(Entries from a dataset of interfaces)
★ ★ ★ ★ ★
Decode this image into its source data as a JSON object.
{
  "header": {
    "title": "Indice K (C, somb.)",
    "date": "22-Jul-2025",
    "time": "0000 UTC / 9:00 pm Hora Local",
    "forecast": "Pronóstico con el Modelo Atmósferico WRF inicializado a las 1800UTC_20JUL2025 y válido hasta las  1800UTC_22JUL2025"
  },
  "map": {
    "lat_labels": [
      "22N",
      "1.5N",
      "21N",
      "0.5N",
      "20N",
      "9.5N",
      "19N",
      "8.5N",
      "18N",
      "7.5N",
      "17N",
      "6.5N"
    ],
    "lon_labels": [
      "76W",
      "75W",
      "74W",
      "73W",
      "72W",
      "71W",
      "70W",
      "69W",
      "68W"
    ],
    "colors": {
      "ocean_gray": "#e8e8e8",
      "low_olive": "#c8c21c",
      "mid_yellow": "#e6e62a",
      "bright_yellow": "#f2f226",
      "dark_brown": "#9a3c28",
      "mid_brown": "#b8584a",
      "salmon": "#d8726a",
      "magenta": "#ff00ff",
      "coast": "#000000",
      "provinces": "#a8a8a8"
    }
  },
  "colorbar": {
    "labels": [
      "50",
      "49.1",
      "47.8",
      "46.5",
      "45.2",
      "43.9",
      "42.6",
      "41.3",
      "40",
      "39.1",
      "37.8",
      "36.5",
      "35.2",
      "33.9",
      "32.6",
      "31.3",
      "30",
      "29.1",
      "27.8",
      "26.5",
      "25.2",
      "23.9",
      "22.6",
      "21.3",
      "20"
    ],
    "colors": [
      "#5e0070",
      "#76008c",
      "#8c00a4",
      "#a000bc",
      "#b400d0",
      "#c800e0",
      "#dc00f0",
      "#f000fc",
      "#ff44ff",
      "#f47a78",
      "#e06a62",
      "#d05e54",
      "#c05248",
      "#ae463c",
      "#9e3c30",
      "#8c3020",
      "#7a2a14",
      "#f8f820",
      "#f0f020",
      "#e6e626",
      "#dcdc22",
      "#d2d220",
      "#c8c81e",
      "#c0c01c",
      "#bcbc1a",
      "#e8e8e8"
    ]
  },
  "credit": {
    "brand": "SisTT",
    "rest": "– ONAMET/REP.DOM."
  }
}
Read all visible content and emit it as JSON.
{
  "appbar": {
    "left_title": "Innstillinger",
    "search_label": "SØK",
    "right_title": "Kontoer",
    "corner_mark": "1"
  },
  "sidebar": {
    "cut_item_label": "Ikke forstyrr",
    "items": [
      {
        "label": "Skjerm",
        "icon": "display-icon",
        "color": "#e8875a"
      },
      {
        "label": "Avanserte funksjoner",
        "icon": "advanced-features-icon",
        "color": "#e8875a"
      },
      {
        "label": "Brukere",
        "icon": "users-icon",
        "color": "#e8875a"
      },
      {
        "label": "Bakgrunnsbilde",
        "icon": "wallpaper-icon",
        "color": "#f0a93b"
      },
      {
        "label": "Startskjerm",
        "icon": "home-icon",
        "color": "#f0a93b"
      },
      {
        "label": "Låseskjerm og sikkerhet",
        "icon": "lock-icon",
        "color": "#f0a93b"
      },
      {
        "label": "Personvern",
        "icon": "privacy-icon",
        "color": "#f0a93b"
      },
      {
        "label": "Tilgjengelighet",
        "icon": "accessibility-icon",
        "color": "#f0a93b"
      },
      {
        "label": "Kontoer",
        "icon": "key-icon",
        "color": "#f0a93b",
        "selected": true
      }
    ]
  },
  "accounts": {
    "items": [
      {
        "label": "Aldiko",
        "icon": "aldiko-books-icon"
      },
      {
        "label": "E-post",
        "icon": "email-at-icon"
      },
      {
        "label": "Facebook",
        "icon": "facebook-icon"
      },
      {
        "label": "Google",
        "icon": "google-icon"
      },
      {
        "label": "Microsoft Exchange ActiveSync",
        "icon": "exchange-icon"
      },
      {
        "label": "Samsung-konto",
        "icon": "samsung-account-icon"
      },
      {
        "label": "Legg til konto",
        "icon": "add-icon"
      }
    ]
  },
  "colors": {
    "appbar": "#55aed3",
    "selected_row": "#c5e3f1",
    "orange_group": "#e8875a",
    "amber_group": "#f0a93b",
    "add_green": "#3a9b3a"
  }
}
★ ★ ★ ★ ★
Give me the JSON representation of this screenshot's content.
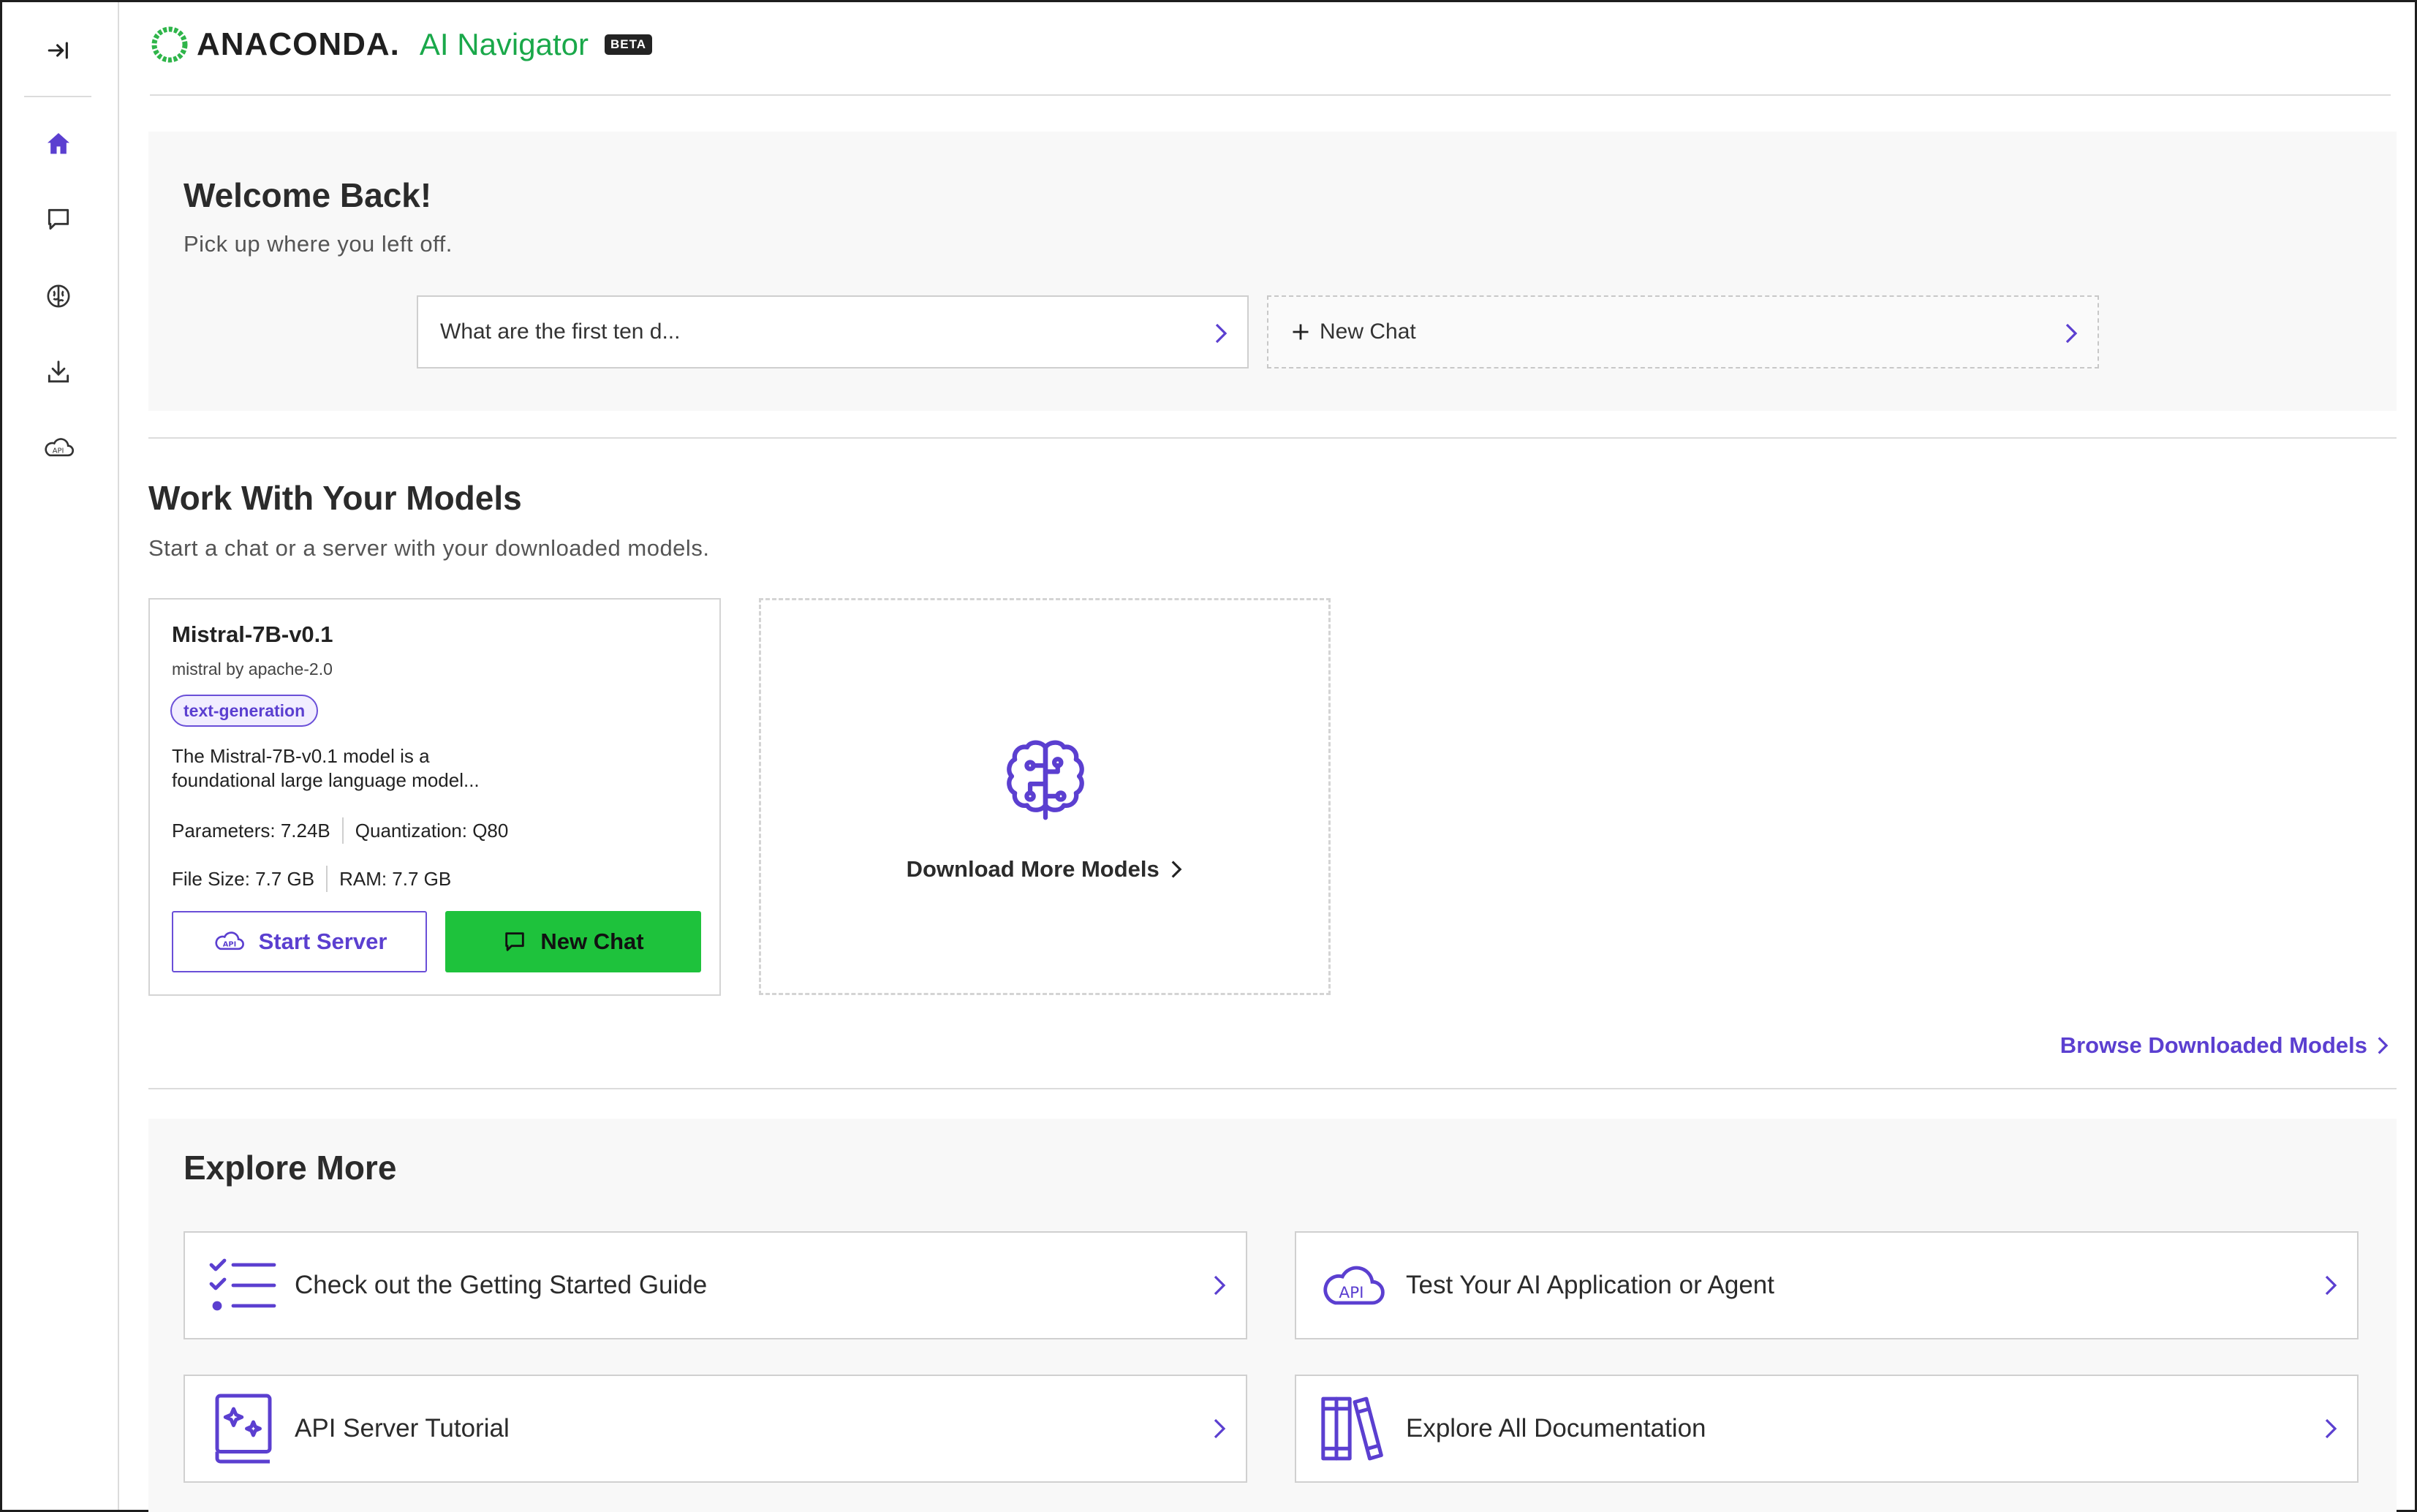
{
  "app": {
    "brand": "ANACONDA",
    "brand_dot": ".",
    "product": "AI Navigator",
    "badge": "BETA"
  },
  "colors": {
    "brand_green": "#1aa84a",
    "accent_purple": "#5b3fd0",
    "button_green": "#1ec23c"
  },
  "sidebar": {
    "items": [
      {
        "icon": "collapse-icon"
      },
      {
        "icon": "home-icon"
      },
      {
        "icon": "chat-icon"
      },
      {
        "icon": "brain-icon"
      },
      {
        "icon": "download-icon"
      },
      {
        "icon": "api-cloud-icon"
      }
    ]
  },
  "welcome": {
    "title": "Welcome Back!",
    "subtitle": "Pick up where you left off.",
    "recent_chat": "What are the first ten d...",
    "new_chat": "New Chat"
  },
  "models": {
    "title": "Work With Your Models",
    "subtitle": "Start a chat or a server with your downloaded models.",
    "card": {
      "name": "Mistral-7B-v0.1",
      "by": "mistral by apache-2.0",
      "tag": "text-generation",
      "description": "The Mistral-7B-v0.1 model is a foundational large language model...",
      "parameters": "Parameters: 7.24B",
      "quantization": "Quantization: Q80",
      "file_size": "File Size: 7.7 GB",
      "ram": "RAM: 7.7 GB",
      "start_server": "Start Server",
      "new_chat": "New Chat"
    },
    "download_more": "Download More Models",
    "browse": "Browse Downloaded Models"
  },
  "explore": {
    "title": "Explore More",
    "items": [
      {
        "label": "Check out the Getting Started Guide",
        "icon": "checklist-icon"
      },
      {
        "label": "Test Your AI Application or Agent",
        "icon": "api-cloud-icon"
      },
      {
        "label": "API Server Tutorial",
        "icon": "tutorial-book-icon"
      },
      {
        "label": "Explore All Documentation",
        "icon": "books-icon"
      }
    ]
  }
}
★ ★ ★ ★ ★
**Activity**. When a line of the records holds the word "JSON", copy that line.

**Solution to this exercise**.
Decode this image into its source data as a JSON object.
Read all visible content and emit it as JSON.
Give me the JSON representation of this screenshot's content.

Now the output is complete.